The N90 billion ($250 million) state-of-the-art brewery, arguably the biggest in West Africa, is significantly geared towards further improving the country’s agricultural sector and opening up channels for enhanced employment generation.
According to Annabelle Degroot, the brewer’s managing director, the coming on stream of this brewery will create 600 direct jobs and well over 2,000 indirect jobs along its value chain.
“While direct employment is very important to us, the impact of the multiplier effect that our breweries and business has on the economy cannot be overemphasised. Yearly, we buy over 30,000 tonnes of sorghum and maize and other raw materials locally.
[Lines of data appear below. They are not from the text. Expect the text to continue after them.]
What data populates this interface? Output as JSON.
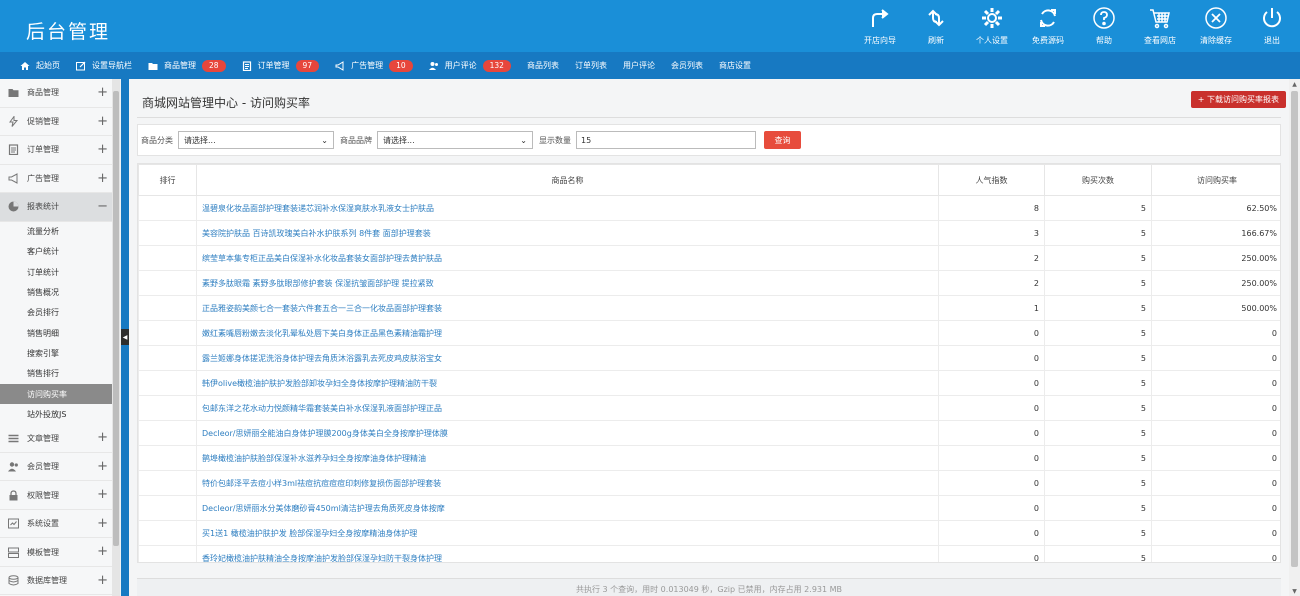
{
  "header": {
    "logo": "后台管理",
    "actions": [
      {
        "label": "开店向导",
        "icon": "share-arrow-icon"
      },
      {
        "label": "刷新",
        "icon": "refresh-icon"
      },
      {
        "label": "个人设置",
        "icon": "gear-icon"
      },
      {
        "label": "免费源码",
        "icon": "sync-icon"
      },
      {
        "label": "帮助",
        "icon": "help-icon"
      },
      {
        "label": "查看网店",
        "icon": "cart-icon"
      },
      {
        "label": "清除缓存",
        "icon": "close-circle-icon"
      },
      {
        "label": "退出",
        "icon": "power-icon"
      }
    ]
  },
  "nav": {
    "items": [
      {
        "label": "起始页",
        "icon": "home-icon",
        "badge": ""
      },
      {
        "label": "设置导航栏",
        "icon": "edit-icon",
        "badge": ""
      },
      {
        "label": "商品管理",
        "icon": "folder-icon",
        "badge": "28"
      },
      {
        "label": "订单管理",
        "icon": "order-icon",
        "badge": "97"
      },
      {
        "label": "广告管理",
        "icon": "megaphone-icon",
        "badge": "10"
      },
      {
        "label": "用户评论",
        "icon": "users-icon",
        "badge": "132"
      },
      {
        "label": "商品列表",
        "icon": "",
        "badge": ""
      },
      {
        "label": "订单列表",
        "icon": "",
        "badge": ""
      },
      {
        "label": "用户评论",
        "icon": "",
        "badge": ""
      },
      {
        "label": "会员列表",
        "icon": "",
        "badge": ""
      },
      {
        "label": "商店设置",
        "icon": "",
        "badge": ""
      }
    ]
  },
  "sidebar": {
    "groups_top": [
      {
        "label": "商品管理",
        "icon": "folder-icon",
        "toggle": "+"
      },
      {
        "label": "促销管理",
        "icon": "flash-icon",
        "toggle": "+"
      },
      {
        "label": "订单管理",
        "icon": "order-icon",
        "toggle": "+"
      },
      {
        "label": "广告管理",
        "icon": "megaphone-icon",
        "toggle": "+"
      },
      {
        "label": "报表统计",
        "icon": "pie-chart-icon",
        "toggle": "−"
      }
    ],
    "sub_items": [
      "流量分析",
      "客户统计",
      "订单统计",
      "销售概况",
      "会员排行",
      "销售明细",
      "搜索引擎",
      "销售排行",
      "访问购买率",
      "站外投放JS"
    ],
    "active_sub": "访问购买率",
    "groups_bottom": [
      {
        "label": "文章管理",
        "icon": "list-icon",
        "toggle": "+"
      },
      {
        "label": "会员管理",
        "icon": "users-icon",
        "toggle": "+"
      },
      {
        "label": "权限管理",
        "icon": "lock-icon",
        "toggle": "+"
      },
      {
        "label": "系统设置",
        "icon": "settings-box-icon",
        "toggle": "+"
      },
      {
        "label": "模板管理",
        "icon": "template-icon",
        "toggle": "+"
      },
      {
        "label": "数据库管理",
        "icon": "database-icon",
        "toggle": "+"
      }
    ]
  },
  "main": {
    "title": "商城网站管理中心 - 访问购买率",
    "download_label": "+ 下载访问购买率报表",
    "filter": {
      "category_label": "商品分类",
      "category_value": "请选择...",
      "brand_label": "商品品牌",
      "brand_value": "请选择...",
      "count_label": "显示数量",
      "count_value": "15",
      "query_label": "查询"
    },
    "table": {
      "headers": [
        "排行",
        "商品名称",
        "人气指数",
        "购买次数",
        "访问购买率"
      ],
      "rows": [
        [
          "",
          "温碧泉化妆品面部护理套装递芯润补水保湿爽肤水乳液女士护肤品",
          "8",
          "5",
          "62.50%"
        ],
        [
          "",
          "美容院护肤品 百诗凯玫瑰美白补水护肤系列 8件套 面部护理套装",
          "3",
          "5",
          "166.67%"
        ],
        [
          "",
          "缤莹草本集专柜正品美白保湿补水化妆品套装女面部护理去黄护肤品",
          "2",
          "5",
          "250.00%"
        ],
        [
          "",
          "素野多肽眼霜 素野多肽眼部修护套装 保湿抗皱面部护理 提拉紧致",
          "2",
          "5",
          "250.00%"
        ],
        [
          "",
          "正品雅姿韵美颜七合一套装六件套五合一三合一化妆品面部护理套装",
          "1",
          "5",
          "500.00%"
        ],
        [
          "",
          "嫩红素嘴唇粉嫩去淡化乳晕私处唇下美白身体正品黑色素精油霜护理",
          "0",
          "5",
          "0"
        ],
        [
          "",
          "露兰姬娜身体搓泥洗浴身体护理去角质沐浴露乳去死皮鸡皮肤浴宝女",
          "0",
          "5",
          "0"
        ],
        [
          "",
          "韩伊olive橄榄油护肤护发脸部卸妆孕妇全身体按摩护理精油防干裂",
          "0",
          "5",
          "0"
        ],
        [
          "",
          "包邮东洋之花水动力悦颜精华霜套装美白补水保湿乳液面部护理正品",
          "0",
          "5",
          "0"
        ],
        [
          "",
          "Decleor/思妍丽全能油白身体护理膜200g身体美白全身按摩护理体膜",
          "0",
          "5",
          "0"
        ],
        [
          "",
          "鹊埠橄榄油护肤脸部保湿补水滋养孕妇全身按摩油身体护理精油",
          "0",
          "5",
          "0"
        ],
        [
          "",
          "特价包邮泽平去痘小样3ml祛痘抗痘痘痘印刺修复损伤面部护理套装",
          "0",
          "5",
          "0"
        ],
        [
          "",
          "Decleor/思妍丽水分美体磨砂膏450ml清洁护理去角质死皮身体按摩",
          "0",
          "5",
          "0"
        ],
        [
          "",
          "买1送1 橄榄油护肤护发 脸部保湿孕妇全身按摩精油身体护理",
          "0",
          "5",
          "0"
        ],
        [
          "",
          "香玲妃橄榄油护肤精油全身按摩油护发脸部保湿孕妇防干裂身体护理",
          "0",
          "5",
          "0"
        ]
      ]
    },
    "footer": "共执行 3 个查询，用时 0.013049 秒，Gzip 已禁用，内存占用 2.931 MB"
  }
}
This will be significantly increased with the coming on stream of this new brewery,” said Degroot.
Explaining that it is the intention of International Breweries to try and source as many of its raw materials as possible locally, Degroot said that “Our commitment of N90 billion ($250million) to build this world-class brewery demonstrates our confidence in the future prospects for Nigeria and our determination to invest and to be a partner in the economy for the long term.
“We have also positively impacted the growth of several other industries that interact with us along our value chain. These manufacturers of cans, crown corks, bottles and labels as an example have benefited from our steady and increasing patronage, enabling them to generate further employment. We are happy that many of them are here with us today and thank them for their valuable support,” he said.
The brewery, which is built to sustain the environment, boasts of 2000 square metres of solar panels for power generation.
Degroot noted that “We produce biogas from our bi-products to help power our boilers. We are also set up to use liquid gas to power our boilers pending the completion of the pipeline. Liquid gas is both cleaner and more efficient. Our combined heat and power system will make us the most energy efficient brewery in the AB InBev Africa group.”
Michael Daramola, the corporate affairs director, said the establishment of the plant in Nigeria shows how a strong partnership between government, business and communities can create a win-win scenario, evident in the delivery of a world-class brewery right here on Nigerian soil.
The brewery, which is the company’s fourth in Nigeria after those in Ilesa, Onitsha, and Port Harcourt, demonstrates Nigeria’s capacity to attract foreign direct investment, with the attendant impact on socio-economic growth and development, said Daramola.
He added that the fourth brewery would allow the company to increase the supply of its brands to its customers and consumers in more areas in Nigeria and that all four breweries would continue to play an important part in the company’s growth.
On his part, Igwe Achebe the chairman of International Breweries Plc praised shareholders who have kept hope alive even when the dividends were long in coming and for standing by the company through the challenging times.
“As a company, we are committed to developing a sustainable future for generations to come and for this we are very grateful for the support of our distributors, suppliers, customers and consumers to keep this commitment, many of whom are here today. This occasion is evident of the fact that we have invested for the long-term future of all our stakeholders,” he said.
Describing how the manufacturing sector of Nigeria’s economy is a key enabler of the creation and promotion of the brewers’ value chains and for employment, Achebe said the company relies on policies and the support of government and state to support and bring about evident transformation in the manufacturing sector.
Achebe also encouraged the government to simplify taxation and licensing requirements, particularly at the state and local government levels to enable manufacturing concerns to thrive.